The goal of SISTINE is to help characterize the ultra violet (UV) irradiance spectrum of exoplanet host stars. The extreme UV (EUV: 20 – 91 nm), far UV (FUV: 92 – 69), and near UV (NUV: 170 – 400 nm) comprise the UV irradiance spectrum of a star. These UV photons control atmospheric heating, stability, and the photochemical structure of the atmospheres. SISTINE will be observing in the FUV with a bandpass of ~100 – 160 nm.
A host star’s UV radiation drives the atmospheric chemistry of its orbiting planets, thus affecting their habitability (in regards to known biological life) and available bio-markers. The habitable zone (HZ) around a star is the area where liquid water can be maintained on the surface of a planet for some portion of its orbit. Stellar UV radiation can strip away atmospheres as well as disassociate water molecules present on terrestrial exoplanets. A complete understanding of the HZ requires a thorough characterization of the host stars UV output.
Additionally, when probing exoplanet atmospheres, astronomers have identified a number of atmospheric constituents to look for as possible signs of life – known as bio-markers. O2, O3, CH4, and CO2 are considered to be the most important bio-markers on Earth-like exoplanets. The photochemistry of these species is dependent on the intensity and type of UV output of the host star, which can disassociate (H2O, CO2, CH4) or drive the chemistry of (O2, O3) the different bio-markers.
The first launch of SISTINE will observe NGC 6826, a planetary nebula, in the summer of 2019. This flight will gather useful scientific data on the target regarding the ionization and molecular structure of the planetary nebulae. Furthermore, this flight will prepare the payload for its second launch in the summer of 2020, where it will observe the nearest-to-Earth star system Alpha Centauri to characterize the UV output of exoplanet host stars.
ref: Kevin France et al. (2013), THE ULTRAVIOLET RADIATION ENVIRONMENT AROUND M DWARF EXOPLANET HOST STARS, ApJ 763 149
Aluminum coated mirrors have a high theoretical reflectivity in the ultra violet (UV), but require additional protective coatings to avoid oxidation.

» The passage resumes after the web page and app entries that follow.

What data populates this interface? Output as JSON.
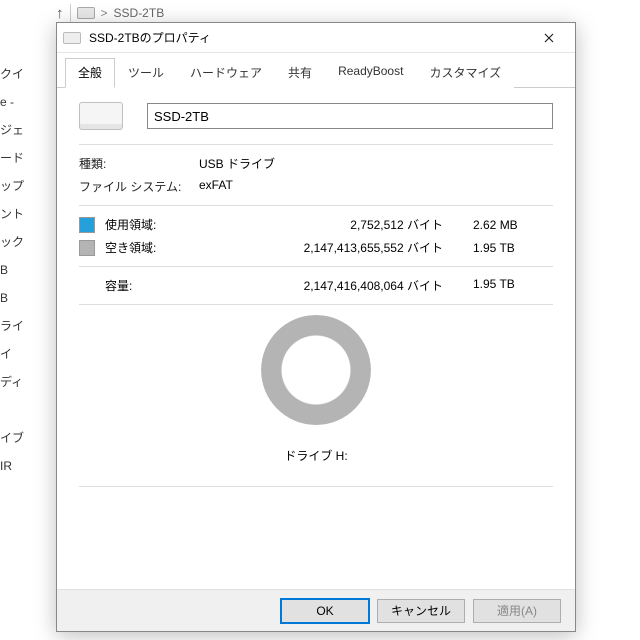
{
  "explorer": {
    "breadcrumb_sep": ">",
    "breadcrumb_item": "SSD-2TB",
    "side_items": [
      "クイ",
      "",
      "e -",
      "",
      "ジェ",
      "ード",
      "ップ",
      "ント",
      "",
      "",
      "ック",
      "",
      "B",
      "B",
      "ライ",
      "イ",
      "ディ",
      "",
      "",
      "",
      "",
      "イブ",
      "IR"
    ],
    "side_selected_index": 17
  },
  "dialog": {
    "title": "SSD-2TBのプロパティ",
    "tabs": [
      "全般",
      "ツール",
      "ハードウェア",
      "共有",
      "ReadyBoost",
      "カスタマイズ"
    ],
    "active_tab": 0,
    "drive_name": "SSD-2TB",
    "type_label": "種類:",
    "type_value": "USB ドライブ",
    "fs_label": "ファイル システム:",
    "fs_value": "exFAT",
    "used_label": "使用領域:",
    "used_bytes": "2,752,512 バイト",
    "used_human": "2.62 MB",
    "free_label": "空き領域:",
    "free_bytes": "2,147,413,655,552 バイト",
    "free_human": "1.95 TB",
    "capacity_label": "容量:",
    "capacity_bytes": "2,147,416,408,064 バイト",
    "capacity_human": "1.95 TB",
    "drive_letter_label": "ドライブ H:",
    "buttons": {
      "ok": "OK",
      "cancel": "キャンセル",
      "apply": "適用(A)"
    },
    "colors": {
      "used": "#26a0da",
      "free": "#b4b4b4"
    }
  }
}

Recent progress in the physical vapor deposition processes (PVD) of lithium fluoride (LiF + Al) coatings have made the greatest gains in advancing aluminum mirrors towards their theoretical limit. Though flown with success in past NASA missions (FUSE), aluminum optics are rarely used because the required protective LiF coatings are susceptible to hygroscopic degradation. See the plot below for quantitative measurements.